The output from any of the rectifier circuit is not purely dc but also has some ac components called ripples, along it. The ripples are maximum in the single phase half-wave rectifier and being reduced in the full-wave rectifier and being reduced further with the increase in the number of phases.
Such supply is not useful for driving sophisticated electronic devices/circuits. Of course, for a circuit such as battery charger the pulsating nature of supply available from a rectifier is no great detriment as long as the dc level provided results in charging of battery. But for supply circuits to radio or tape-recorder the pulsating dc results in 50 – (or 100) Hz signal appearing in the output, thereby making the operation of the overall circuit poor. For such applications, as well as for many more, the output dc developed will have to be much steady or smoother than that of the pulsating dc obtained directly from half-wave or full-wave rectifier circuits.

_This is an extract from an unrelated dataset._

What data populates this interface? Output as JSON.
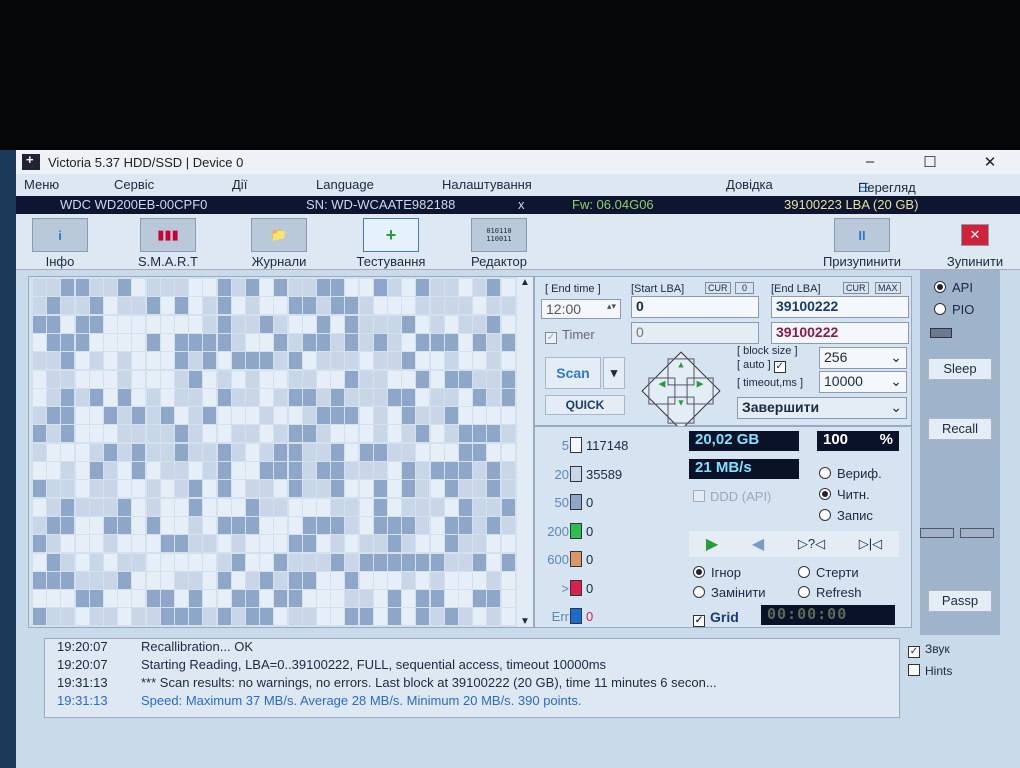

Hence, it becomes essential to reduce the ripples from the pulsating dc supply available from rectifier circuits to the minimum. This is achieved by using a filter or smoothing circuit which removes (or filters out) the ac components and allows only the dc component to reach the load. Obviously, a filter circuit should be placed between, the rectifier and the load, as shown in figure.
A filter circuit is a device that converts pulsating output of a rectifier into a steady dc level.
A filter is generally a combination of inductors L and Capacitors C. The filtering action of L and C depends upon the facts that an inductor allows only dc and a capacitor allows ac only to pass. So a suitable L and C network can effectively filter out (or remove) the ac components from the rectified output.
Commonly used types of filter circuits are:
(e) R-C filter